Botanical name Aconitum orochryseum Aconitum sp. Angelica sp. Aquilaria agallocha Asparagus racemosus Carthamus tinctorius Carum carvi Carum copticum Chesneya nubigena Choenomeles lagenaria Chrysosplenium forestii Cinnamomum tamala Codonopsis convolvulaceae Corydalis gerdae Crocos sativus Cuminum cyminum Dactylorhiza hatagirea Delphinium brunonianum Dracocephalum tanguiticum Elettaria cardamom Gentiana urnula Geranium sp. Glycyrrhiza glabra Herpetospermum pendunculosum Hypecoum leptocarpum Inula sp. Lancea tibetica Malva verticillata Marabilis himalaica Meconopsis horridula Meconopsis simplicifolia Mucuna imbricata Myristica fragans Onosma hookeri Piper nigrum (black) Piper nigrum (white) Polyalthia simiarum Pterocarpus santalinum Punica granatum Roscoa purpurea Santalum album Selinum vaginatum Strychnos nux-vomica Syzygium aromticum Terminalia chebula Trbulus terrestris Triplostegia glandulifera Vitis vinifera Local name Bong-dkar Bong-dmar Ca-ba A-ga-ru Ni-shing Gur-gum Go-snod-dru La-la-phud sTsa-stag-sha Se-yab Gya-kyi-ma Shing-tsha Sin-ba sTong-ri-zil-pa De-zang Ze-ra-dkar-po Dbang-lag Bya-rgod-spos Pri-yang-ku Sug-smul Gang-ga-chung Gla-sgang Shing-mnar gSer-gyi-me-tog Par-pa-ta Ru-rta Pa-yag So-ma-ra-zha Ba-spru Tsher-snon Aut-pal Jam-bras Za-ti Bri-smug Pho-ba-ri-nag-po Pho-ba-ri-dhar-po sNing-zho-sha Tsan-den-dmar-po Se-bru Yung-ba Tsan-den-dkar-po Tang-kun-dkar-po Ko-byi-la Li-shi A-ru gZe-ma Sga-tig-nag-po Grun-drum-dkar-po
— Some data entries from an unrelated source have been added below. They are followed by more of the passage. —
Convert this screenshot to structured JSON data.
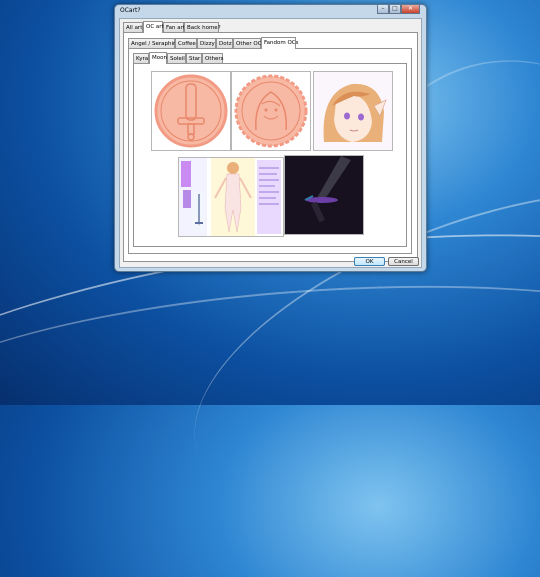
{
  "window": {
    "title": "OCart?",
    "controls": {
      "minimize": "–",
      "maximize": "□",
      "close": "✕"
    }
  },
  "top_tabs": [
    {
      "label": "All art"
    },
    {
      "label": "OC art"
    },
    {
      "label": "Fan art"
    },
    {
      "label": "Back home?"
    }
  ],
  "top_tab_selected": "OC art",
  "second_tabs": [
    {
      "label": "Angel / Seraphim"
    },
    {
      "label": "Coffee"
    },
    {
      "label": "Dizzy"
    },
    {
      "label": "Dotz"
    },
    {
      "label": "Other OCs"
    },
    {
      "label": "Fandom OCs"
    }
  ],
  "second_tab_selected": "Fandom OCs",
  "third_tabs": [
    {
      "label": "Kyra"
    },
    {
      "label": "Moon"
    },
    {
      "label": "Soleil"
    },
    {
      "label": "Star"
    },
    {
      "label": "Others"
    }
  ],
  "third_tab_selected": "Moon",
  "gallery": [
    {
      "name": "sword-coin-art"
    },
    {
      "name": "portrait-coin-art"
    },
    {
      "name": "character-face-art"
    },
    {
      "name": "reference-sheet-art"
    },
    {
      "name": "dark-sword-art"
    }
  ],
  "buttons": {
    "ok": "OK",
    "cancel": "Cancel"
  },
  "colors": {
    "coin": "#f7b9a4",
    "coin_line": "#e9876b",
    "hair": "#e9a56a",
    "accent_purple": "#6c3fa8"
  }
}
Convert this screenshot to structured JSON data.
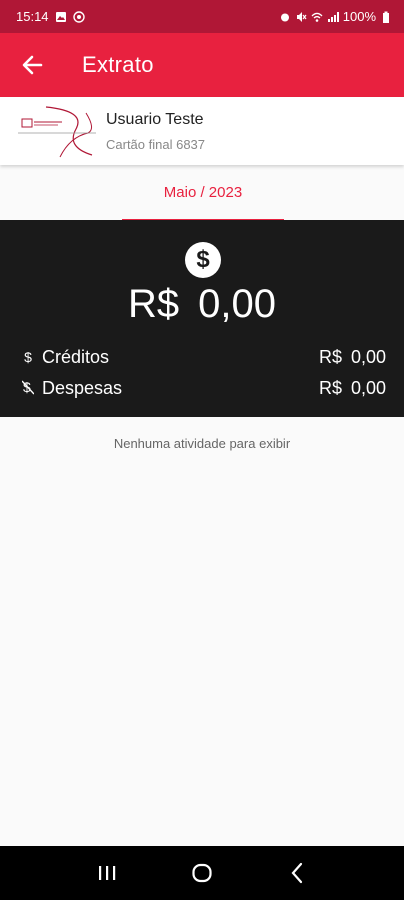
{
  "status_bar": {
    "time": "15:14",
    "battery": "100%"
  },
  "app_bar": {
    "title": "Extrato"
  },
  "user": {
    "name": "Usuario Teste",
    "card": "Cartão final 6837"
  },
  "period": {
    "label": "Maio / 2023"
  },
  "summary": {
    "total": "R$ 0,00",
    "credits_label": "Créditos",
    "credits_value": "R$ 0,00",
    "expenses_label": "Despesas",
    "expenses_value": "R$ 0,00"
  },
  "empty_message": "Nenhuma atividade para exibir",
  "colors": {
    "primary": "#e8213f",
    "status_bar": "#b01736",
    "summary_bg": "#1a1a1a"
  },
  "icons": {
    "back": "arrow-left-icon",
    "summary": "dollar-circle-icon",
    "credit": "dollar-icon",
    "debit": "dollar-off-icon"
  }
}
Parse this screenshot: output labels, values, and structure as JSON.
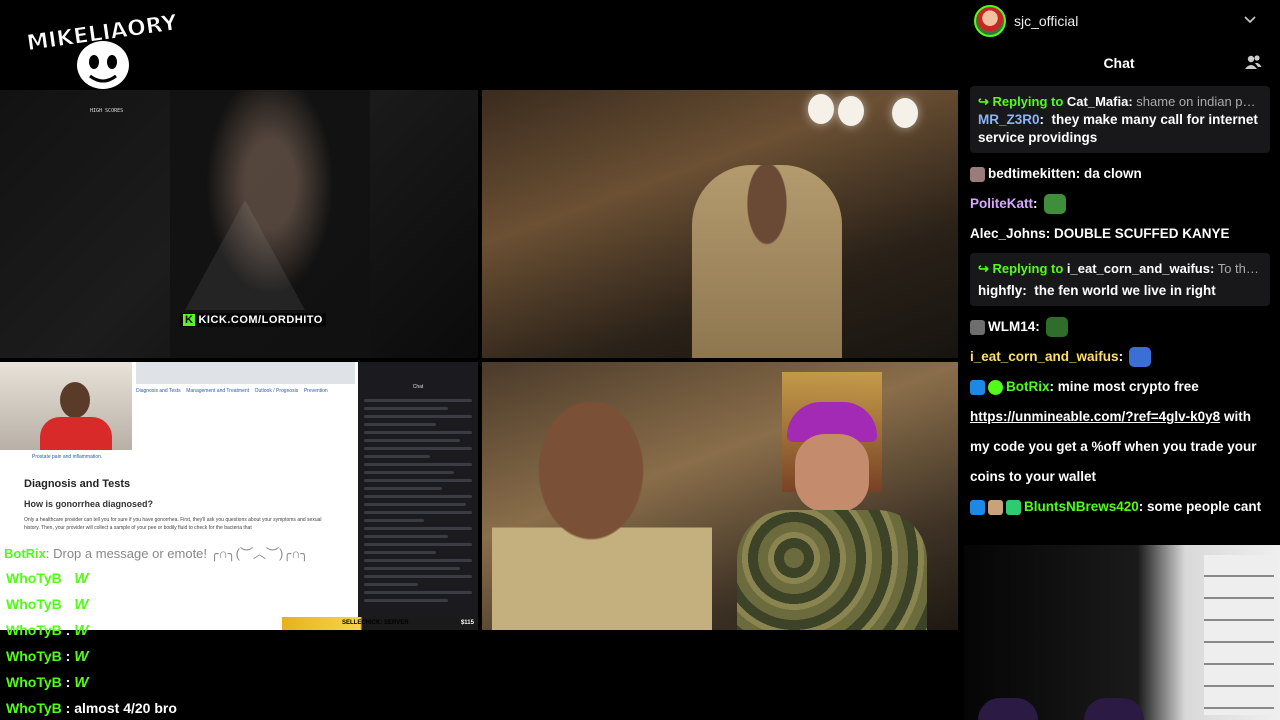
{
  "logo": {
    "text": "MIKELIAORY"
  },
  "tiles": {
    "t1": {
      "kick_label": "KICK.COM/LORDHITO",
      "scores_title": "HIGH SCORES"
    },
    "t3": {
      "article_nav": [
        "Diagnosis and Tests",
        "Management and Treatment",
        "Outlook / Prognosis",
        "Prevention"
      ],
      "bullet": "Prostate pain and inflammation.",
      "heading": "Diagnosis and Tests",
      "subheading": "How is gonorrhea diagnosed?",
      "paragraph": "Only a healthcare provider can tell you for sure if you have gonorrhea. First, they'll ask you questions about your symptoms and sexual history. Then, your provider will collect a sample of your pee or bodily fluid to check for the bacteria that",
      "mini_chat_title": "Chat",
      "overlay_message": {
        "name": "BotRix",
        "text": ": Drop a message or emote! ╭∩╮(︶︿︶)╭∩╮"
      },
      "donation": {
        "text": "SELLECHICK: SERVER",
        "amount": "$115"
      }
    }
  },
  "overlay_chat": [
    {
      "name": "WhoTyB",
      "msg": "W"
    },
    {
      "name": "WhoTyB",
      "msg": "W"
    },
    {
      "name": "WhoTyB",
      "msg": "W"
    },
    {
      "name": "WhoTyB",
      "msg": "W"
    },
    {
      "name": "WhoTyB",
      "msg": "W"
    },
    {
      "name": "WhoTyB",
      "msg": "almost 4/20 bro"
    }
  ],
  "panel": {
    "channel_name": "sjc_official",
    "chat_title": "Chat",
    "messages": {
      "reply1": {
        "label": "Replying to",
        "target": "Cat_Mafia:",
        "quote": "shame on indian peo..."
      },
      "msg1": {
        "user": "MR_Z3R0",
        "user_color": "#8ab4f8",
        "text": "they make many call for internet service providings"
      },
      "msg2": {
        "user": "bedtimekitten",
        "user_color": "#ffffff",
        "text": "da clown"
      },
      "msg3": {
        "user": "PoliteKatt",
        "user_color": "#d8a8ff",
        "text": ""
      },
      "msg4": {
        "user": "Alec_Johns",
        "user_color": "#ffffff",
        "text": "DOUBLE SCUFFED KANYE"
      },
      "reply2": {
        "label": "Replying to",
        "target": "i_eat_corn_and_waifus:",
        "quote": "To them ..."
      },
      "msg5": {
        "user": "highfly",
        "user_color": "#ffffff",
        "text": "the fen world we live in right"
      },
      "msg6": {
        "user": "WLM14",
        "user_color": "#ffffff",
        "text": ""
      },
      "msg7": {
        "user": "i_eat_corn_and_waifus",
        "user_color": "#ffe066",
        "text": ""
      },
      "msg8": {
        "user": "BotRix",
        "user_color": "#53fc18",
        "text": "mine most crypto free"
      },
      "msg8b": {
        "link": "https://unmineable.com/?ref=4glv-k0y8",
        "text1": " with",
        "text2": "my code you get a %off when you trade your",
        "text3": "coins to your wallet"
      },
      "msg9": {
        "user": "BluntsNBrews420",
        "user_color": "#53fc18",
        "text": "some people cant"
      }
    }
  },
  "colors": {
    "kick_green": "#53fc18",
    "panel_bg": "#000000",
    "reply_bg": "#18181b"
  },
  "icons": [
    "chevron-down-icon",
    "users-icon",
    "sword-badge-icon",
    "verified-badge-icon",
    "gift-badge-icon"
  ]
}
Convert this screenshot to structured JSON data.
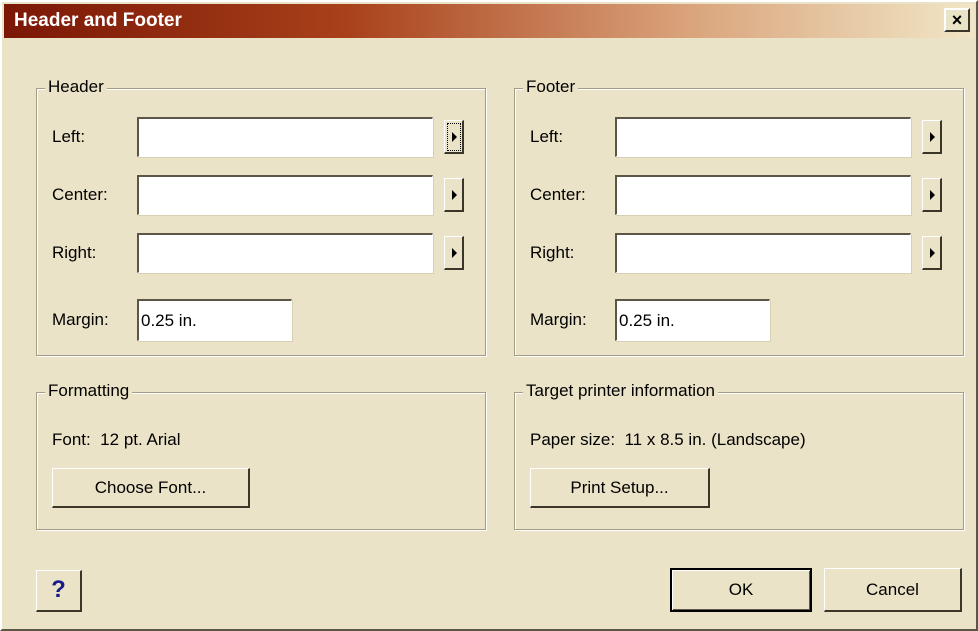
{
  "window": {
    "title": "Header and Footer",
    "close_label": "×"
  },
  "header": {
    "legend": "Header",
    "left_label": "Left:",
    "center_label": "Center:",
    "right_label": "Right:",
    "margin_label": "Margin:",
    "left_value": "",
    "center_value": "",
    "right_value": "",
    "margin_value": "0.25 in."
  },
  "footer": {
    "legend": "Footer",
    "left_label": "Left:",
    "center_label": "Center:",
    "right_label": "Right:",
    "margin_label": "Margin:",
    "left_value": "",
    "center_value": "",
    "right_value": "",
    "margin_value": "0.25 in."
  },
  "formatting": {
    "legend": "Formatting",
    "font_text": "Font:  12 pt. Arial",
    "choose_font_label": "Choose Font..."
  },
  "printer": {
    "legend": "Target printer information",
    "paper_text": "Paper size:  11 x 8.5 in. (Landscape)",
    "print_setup_label": "Print Setup..."
  },
  "buttons": {
    "help_label": "?",
    "ok_label": "OK",
    "cancel_label": "Cancel"
  }
}
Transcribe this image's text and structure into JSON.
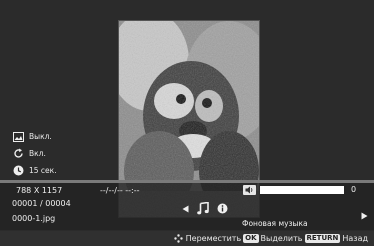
{
  "settings": {
    "slideshow_effect": "Выкл.",
    "repeat": "Вкл.",
    "interval": "15 сек."
  },
  "info": {
    "resolution": "788 X 1157",
    "datetime": "--/--/-- --:--",
    "index": "00001 / 00004",
    "filename": "0000-1.jpg",
    "volume_value": "0",
    "bg_music_label": "Фоновая музыка"
  },
  "icons": {
    "prev": "triangle-left-icon",
    "music": "music-note-icon",
    "info": "info-icon",
    "volume": "speaker-icon",
    "next": "triangle-right-icon"
  },
  "volume_level": 1.0,
  "help": {
    "move": "Переместить",
    "ok_key": "OK",
    "select": "Выделить",
    "return_key": "RETURN",
    "back": "Назад"
  }
}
45

Appendix 3: List of NWFPs with export potential Botanical name Aconitum sp. Auricularia auricula Cantharellus cibarius Cordyceps sinensis Cymbopogon sp Diplazium esculentum Diplazium polypodiodes Elatostema lineolatum Illicium griffithii Lycopodium sp. Nardostachys jatamansi Picrorhiza sp. Pinus roxburghii Piper longum Piper nigra Plectocomia himalayana Rhododendron anthopogon Rubia cordifolia Saussurea lappa Shilajit Swertia chirayita Thysanolaena sp. Tricholoma matsutake Zanthoxylum armatum Trade name Aconite Jews ear Chanterelle Chinese caterpillar Lemon grass Fiddle head (Species of star anise) Lycopodium Kutki Resin Pipla long Pipla round (Species of cane) Rubia Ruta Shilajit Chirata Broom grass Matsutake Sichuan pepper Local name Tsendhoog Jili namchu Sisi shamu Yartsa guenboob Sorbang Pangkey (fern) Nakey (fern) Damroo Dhomleeshee Zalagadang Pangpoi Putishing Thangcchu Pipiling Pipiling Patsha Baloo Tsoy Dragzhuen Latij Tsakusha Sangay shamu Thingay

This list was prepared by AMS (November 2007)

46

Supported by:

47